5. A Portland Artist/Creative/Arts Organization I’d Love To Work With Is . . .
Street Yoga. Movement can be such a powerful tool to help marginalized individuals cultivate mind-body connection and confidence. Everyone should have access to movement-based healing arts. I would love to see a similar organization, working with similar populations, which utilizes dance for healing and expression.
6. I Am Terrified Of . . .
Swimming in a large, dark body of water in which I can easily imagine the most horrendous of undersea creatures swimming up, unseen, to bite my legs off.
7. I Am Obsessed With . . .
Chocolate. Adventure. The sound of rain on a skylight.
8. The Book Currently On My Nightstand Is . . .
Dance, Human Rights, and Social Justice: Dignity in Motion by Naomi Jackson and Toni Shapiro-Phim; The Casual Vacancy by J.K. Rowling.
9. Three Adjectives That Describe This Work Are . . .
Conscious, anxious, connected.
10. In the Indie Art-House Biographical Film Of My Life, I Should Be Played By . . .
A lot of people tell me I look like Sarah Bareilles, so perhaps my biographical film would be a musical of soul-pouring proportions starring Sarah.
BEHIND THE SCENES
1) Tell us about your Fertile Ground Festival work.
This work is a beginning.
See the short story below.
This particular piece is an exploration of dance simultaneously expressing external impression and internal emotion.
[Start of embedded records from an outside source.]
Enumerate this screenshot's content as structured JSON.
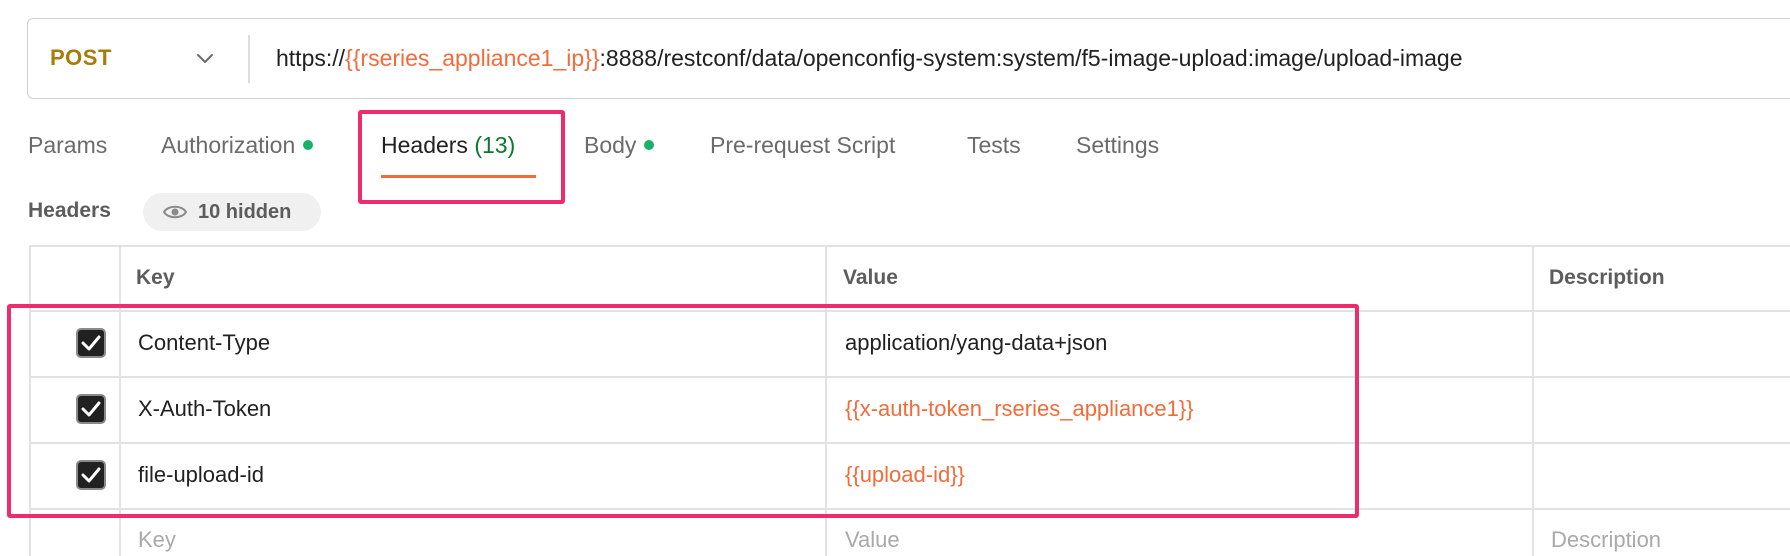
{
  "request": {
    "method": "POST",
    "url_parts": [
      {
        "text": "https://",
        "var": false
      },
      {
        "text": "{{rseries_appliance1_ip}}",
        "var": true
      },
      {
        "text": ":8888/restconf/data/openconfig-system:system/f5-image-upload:image/upload-image",
        "var": false
      }
    ]
  },
  "tabs": [
    {
      "label": "Params",
      "dot": false,
      "active": false
    },
    {
      "label": "Authorization",
      "dot": true,
      "active": false
    },
    {
      "label": "Headers",
      "count": "(13)",
      "dot": false,
      "active": true
    },
    {
      "label": "Body",
      "dot": true,
      "active": false
    },
    {
      "label": "Pre-request Script",
      "dot": false,
      "active": false
    },
    {
      "label": "Tests",
      "dot": false,
      "active": false
    },
    {
      "label": "Settings",
      "dot": false,
      "active": false
    }
  ],
  "headers_section": {
    "title": "Headers",
    "hidden_label": "10 hidden"
  },
  "table": {
    "columns": [
      "Key",
      "Value",
      "Description"
    ],
    "rows": [
      {
        "checked": true,
        "key": "Content-Type",
        "value": "application/yang-data+json",
        "value_is_var": false
      },
      {
        "checked": true,
        "key": "X-Auth-Token",
        "value": "{{x-auth-token_rseries_appliance1}}",
        "value_is_var": true
      },
      {
        "checked": true,
        "key": "file-upload-id",
        "value": "{{upload-id}}",
        "value_is_var": true
      }
    ],
    "placeholder": {
      "key": "Key",
      "value": "Value",
      "description": "Description"
    }
  },
  "colors": {
    "method": "#a87c0a",
    "variable": "#f26b3a",
    "active_underline": "#f26b3a",
    "dot": "#17b26a",
    "count": "#0a7a2a",
    "highlight": "#ee2b6b"
  },
  "icons": {
    "method_dropdown": "chevron-down-icon",
    "hidden": "eye-icon",
    "checkbox": "check-icon"
  }
}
While we are composed, or only semi-composed, on the outside, a storm of thoughts, emotions, and desires is filling us, perhaps altering us at the same time.
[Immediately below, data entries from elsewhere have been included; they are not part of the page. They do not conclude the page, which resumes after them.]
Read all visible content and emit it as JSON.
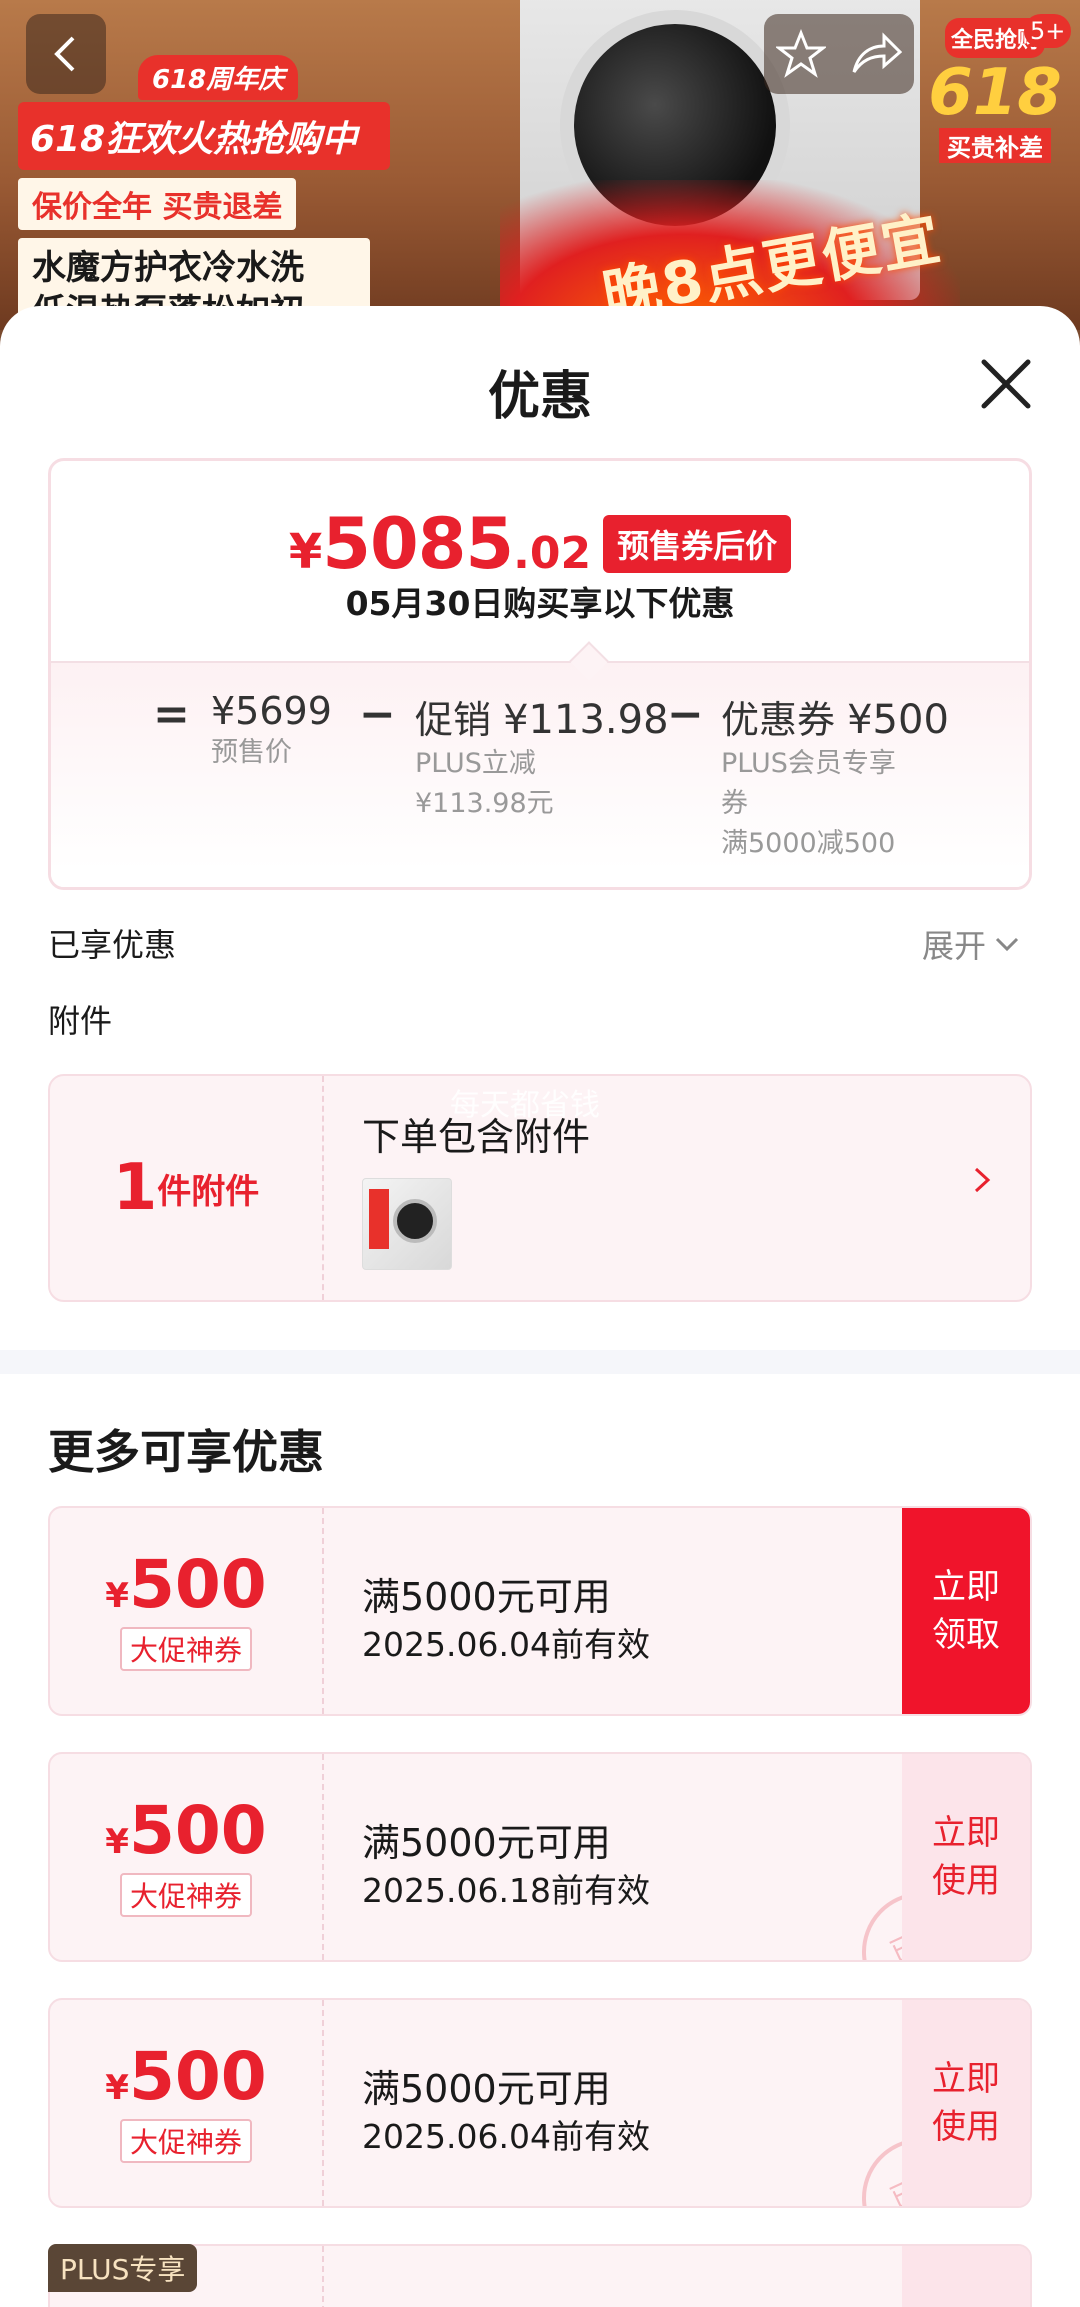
{
  "banner": {
    "promo_badge": "618周年庆",
    "promo_headline": "618狂欢火热抢购中",
    "promo_sub": "保价全年 买贵退差",
    "promo_feature_1": "水魔方护衣冷水洗",
    "promo_feature_2": "低温热泵蓬松如初",
    "flame_text": "晚8点更便宜",
    "event_line1": "全民抢购",
    "event_618": "618",
    "event_line3": "买贵补差",
    "notification_count": "5+",
    "icons": [
      "back-icon",
      "star-icon",
      "share-icon"
    ]
  },
  "sheet": {
    "title": "优惠",
    "close_icon": "close-icon"
  },
  "price_card": {
    "currency": "¥",
    "price_int": "5085",
    "price_dec": ".02",
    "price_tag": "预售券后价",
    "description": "05月30日购买享以下优惠",
    "equals": "=",
    "minus": "−",
    "presale_amount": "¥5699",
    "presale_label": "预售价",
    "promo_label": "促销",
    "promo_amount": "¥113.98",
    "promo_sub1": "PLUS立减",
    "promo_sub2": "¥113.98元",
    "coupon_label": "优惠券",
    "coupon_amount": "¥500",
    "coupon_sub1": "PLUS会员专享",
    "coupon_sub2": "券",
    "coupon_sub3": "满5000减500"
  },
  "enjoyed": {
    "label": "已享优惠",
    "expand_label": "展开"
  },
  "accessory": {
    "section_label": "附件",
    "count": "1",
    "unit": "件附件",
    "title": "下单包含附件",
    "watermark": "每天都省钱"
  },
  "more": {
    "title": "更多可享优惠",
    "plus_tag": "PLUS专享"
  },
  "coupons": [
    {
      "currency": "¥",
      "amount": "500",
      "label": "大促神券",
      "condition": "满5000元可用",
      "validity": "2025.06.04前有效",
      "action": "立即领取",
      "claimed": false
    },
    {
      "currency": "¥",
      "amount": "500",
      "label": "大促神券",
      "condition": "满5000元可用",
      "validity": "2025.06.18前有效",
      "action": "立即使用",
      "claimed": true,
      "stamp": "已领"
    },
    {
      "currency": "¥",
      "amount": "500",
      "label": "大促神券",
      "condition": "满5000元可用",
      "validity": "2025.06.04前有效",
      "action": "立即使用",
      "claimed": true,
      "stamp": "已领"
    }
  ],
  "colors": {
    "accent_red": "#e8212e",
    "claim_button": "#f0142b",
    "coupon_bg": "#fdf3f5",
    "plus_tag_bg": "#5a4636"
  }
}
2) How did this work come about? What inspired it?
Last year I traveled to India to work with Kolkata Sanved, an amazing non-profit organization using dance movement therapy as rehabilitation for survivors of human trafficking and violence. I realized the power of dance to save lives. It has become my mission to discover how I can use my passion for dance to generate positive change. A fellow artist I met in India had created interesting pieces of music from the voices of dancers/ survivors we worked alongside. An idea developed to choreograph to the pieces of music and then to create a dance film using the ‘music’ as narration. What has evolved from this original idea is the Free Body Project, a campaign to raise awareness of human trafficking in Oregon and to connect dancers here and across the globe in the name of moving against sexual slavery. The centerpiece of the Project will be the dance film. This piece marks the beginning of our creative process in establishing choreography for the film. We will see how it develops from here!
3) Talk about your creative process. (How do you work? When do you work? What gets you inspired?)